In 2005 I moved into a house with 2 other Philmont friends to begin pursuing my dream to become a firefighter. A few days after moving to Lakewood, I began EMT Basic school at Red Rocks Community College. I had already been a wilderness first responder, so much of the class was a review. Once I completed the course and obtained my Colorado and National Registry certifications, I began working for Pridemark Paramedic Services as an EMT Basic. The majority of the time I was there, I did non emergent general transports. I was trained by the field instructor program to operate in Pridemark’s 911 system.
In March of 2006 I accepted a position as a probationary firefighter with the City of Aurora. After finishing their paid acadmey. I did my three months of truck time on Aurora’s Bronto Tower. I spent the majority of the rest of my probationary year on different engines around the city, mostly with Engine 4. My engine time was used to teach me the medical side of firefighting. Unfortunately, I discovered that I had a problem with anxiety that was unknown to me up until that point. This prevented me from being able to run the medical calls and perform sufficiently as an EMT basic. I resigned at the end of my probationary year as I was not able to perform sufficiently due to my anxiety.
Not being able to keep my firefighter position was very hard for me to accept. I spent the next year and a half going to a psychologist to determine why I was unable to perform as a firefighter. It was determined that I had difficulties with anxiety. Through counseling, I was able to conquer my difficulties with anxiety to the point that it no longer inhibits me.
After leaving Aurora Fire Rescue in 2007, I returned to Pridemark Paramedics as an EMT Basic to work in their 911 system on an ALS ambulance. My goal was to become proficient with medical calls so that it would not be an obstacle for me when I return to working with a fire department. I was able to work with some very good paramedics who taught me much about EMS. I became an excellent EMT Basic and no longer experienced paralyzing anxiety when on medical calls.
During my time living in Denver, I dated my wife who was living in Salt Lake City, UT. We made visits to each other’s home once a month and kept in touch during the time in between. In May of 2009 I proposed to Wendy and told her I would move to Salt Lake. We got married later that year, and I moved to Salt Lake where we bought a house together.
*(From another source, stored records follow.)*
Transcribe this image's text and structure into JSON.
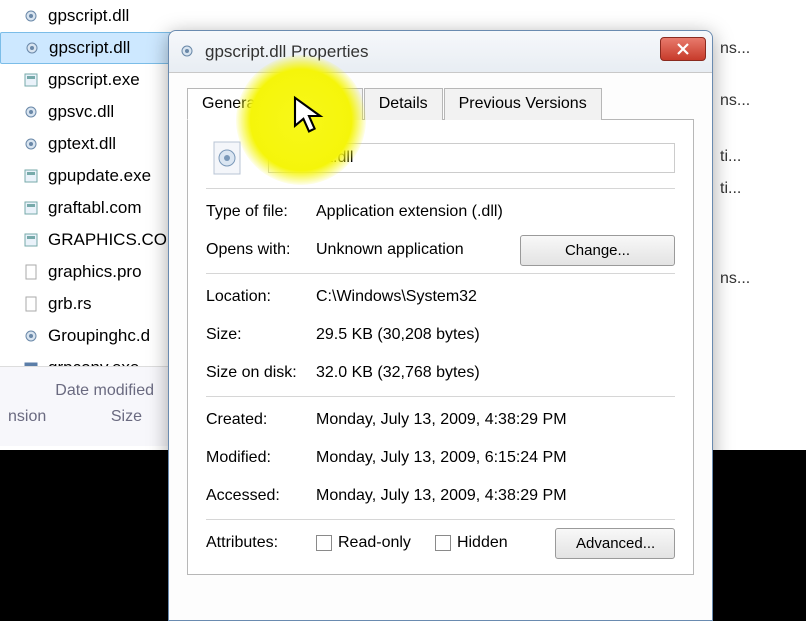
{
  "file_list": [
    {
      "name": "gpscript.dll",
      "icon": "gear-icon",
      "selected": true
    },
    {
      "name": "gpscript.exe",
      "icon": "app-icon"
    },
    {
      "name": "gpsvc.dll",
      "icon": "gear-icon"
    },
    {
      "name": "gptext.dll",
      "icon": "gear-icon"
    },
    {
      "name": "gpupdate.exe",
      "icon": "app-icon"
    },
    {
      "name": "graftabl.com",
      "icon": "app-icon"
    },
    {
      "name": "GRAPHICS.CO",
      "icon": "app-icon"
    },
    {
      "name": "graphics.pro",
      "icon": "file-icon"
    },
    {
      "name": "grb.rs",
      "icon": "file-icon"
    },
    {
      "name": "Groupinghc.d",
      "icon": "gear-icon"
    },
    {
      "name": "grpconv.exe",
      "icon": "calendar-icon"
    }
  ],
  "right_col_snips": [
    "ns...",
    "ns...",
    "ti...",
    "ti...",
    "ns..."
  ],
  "details_pane": {
    "date_label": "Date modified",
    "size_label": "Size",
    "ext_label": "nsion"
  },
  "dialog": {
    "title": "gpscript.dll Properties",
    "tabs": [
      "General",
      "Security",
      "Details",
      "Previous Versions"
    ],
    "active_tab": "General",
    "filename": "gpscript.dll",
    "rows": {
      "type_label": "Type of file:",
      "type_value": "Application extension (.dll)",
      "opens_label": "Opens with:",
      "opens_value": "Unknown application",
      "change_label": "Change...",
      "location_label": "Location:",
      "location_value": "C:\\Windows\\System32",
      "size_label": "Size:",
      "size_value": "29.5 KB (30,208 bytes)",
      "disk_label": "Size on disk:",
      "disk_value": "32.0 KB (32,768 bytes)",
      "created_label": "Created:",
      "created_value": "Monday, July 13, 2009, 4:38:29 PM",
      "modified_label": "Modified:",
      "modified_value": "Monday, July 13, 2009, 6:15:24 PM",
      "accessed_label": "Accessed:",
      "accessed_value": "Monday, July 13, 2009, 4:38:29 PM",
      "attributes_label": "Attributes:",
      "readonly_label": "Read-only",
      "hidden_label": "Hidden",
      "advanced_label": "Advanced..."
    }
  }
}
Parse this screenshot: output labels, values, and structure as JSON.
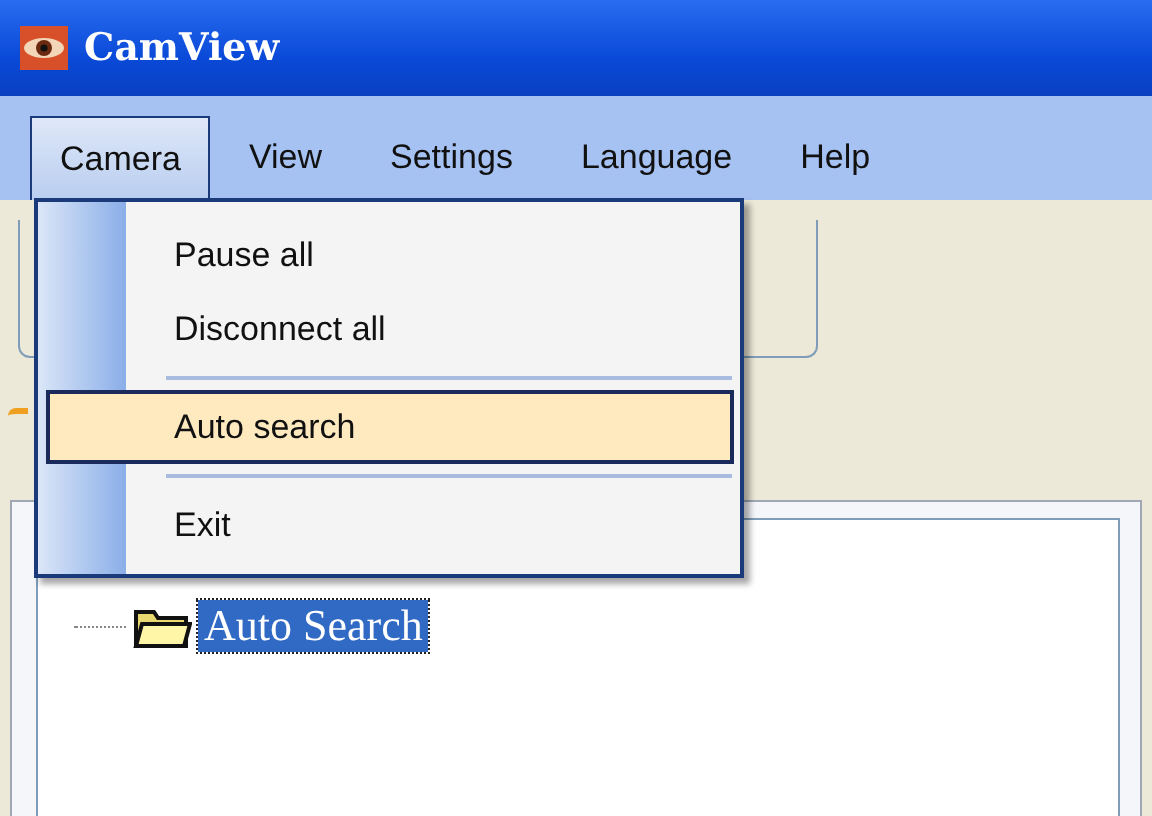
{
  "window": {
    "title": "CamView"
  },
  "menu_bar": [
    {
      "label": "Camera",
      "selected": true
    },
    {
      "label": "View",
      "selected": false
    },
    {
      "label": "Settings",
      "selected": false
    },
    {
      "label": "Language",
      "selected": false
    },
    {
      "label": "Help",
      "selected": false
    }
  ],
  "open_menu": [
    {
      "kind": "item",
      "label": "Pause all",
      "selected": false
    },
    {
      "kind": "item",
      "label": "Disconnect all",
      "selected": false
    },
    {
      "kind": "separator"
    },
    {
      "kind": "item",
      "label": "Auto search",
      "selected": true
    },
    {
      "kind": "separator"
    },
    {
      "kind": "item",
      "label": "Exit",
      "selected": false
    }
  ],
  "tree": [
    {
      "label": "Auto Search",
      "selected": true
    }
  ]
}
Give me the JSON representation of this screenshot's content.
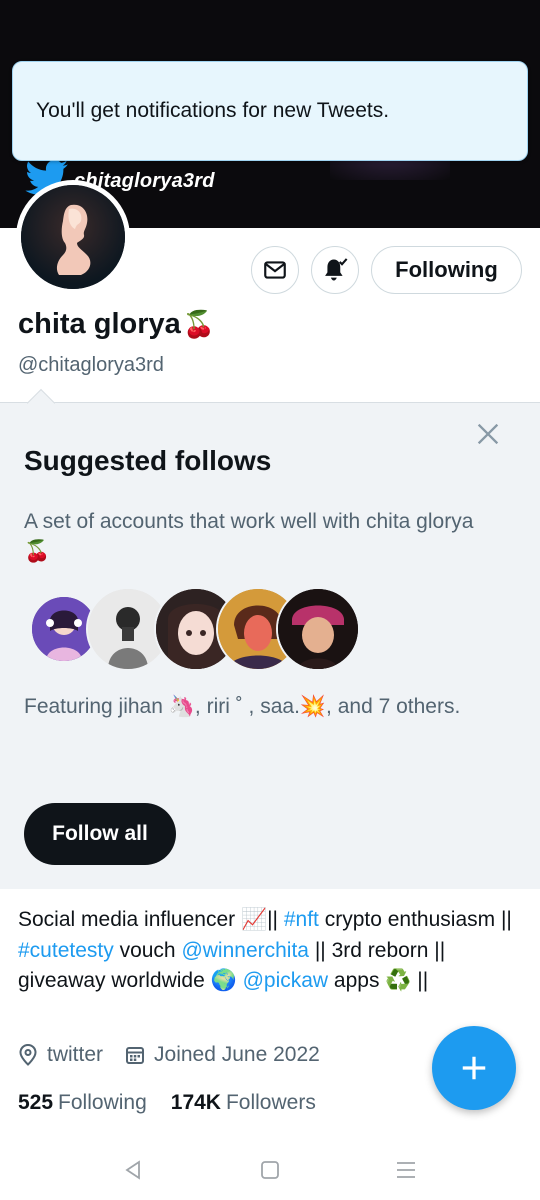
{
  "banner": {
    "handle_text": "chitaglorya3rd",
    "bird_color": "#1d9bf0"
  },
  "toast": {
    "message": "You'll get notifications for new Tweets."
  },
  "profile": {
    "name": "chita glorya",
    "name_emoji": "🍒",
    "handle": "@chitaglorya3rd",
    "following_button": "Following",
    "message_icon": "envelope-icon",
    "notifications_icon": "bell-check-icon"
  },
  "suggested": {
    "title": "Suggested follows",
    "description": "A set of accounts that work well with chita glorya🍒",
    "featuring": "Featuring jihan 🦄, riri ˚ , saa.💥, and 7 others.",
    "follow_all": "Follow all",
    "close_icon": "close-icon"
  },
  "bio": {
    "part1": "Social media influencer 📈|| ",
    "tag1": "#nft",
    "part2": " crypto enthusiasm || ",
    "tag2": "#cutetesty",
    "part3": " vouch ",
    "mention1": "@winnerchita",
    "part4": " || 3rd reborn || giveaway worldwide 🌍 ",
    "mention2": "@pickaw",
    "part5": " apps ♻️ ||"
  },
  "meta": {
    "location": "twitter",
    "joined": "Joined June 2022"
  },
  "counts": {
    "following_count": "525",
    "following_label": "Following",
    "followers_count": "174K",
    "followers_label": "Followers"
  },
  "colors": {
    "accent": "#1d9bf0",
    "text": "#0f1419",
    "muted": "#536471"
  }
}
Since moving to the Salt Lake Valley, I have attended West Valley Fire Academy to get my Utah firefighting certifications and Paramedic School at the University of Utah.
Wendy and I have enjoyed our marriage and become parents to two dogs and two children. I have been continuing my pursuit of becoming a firefighter by applying to local departments and exercising to keep in shape. Some day I will get hired by a fire department.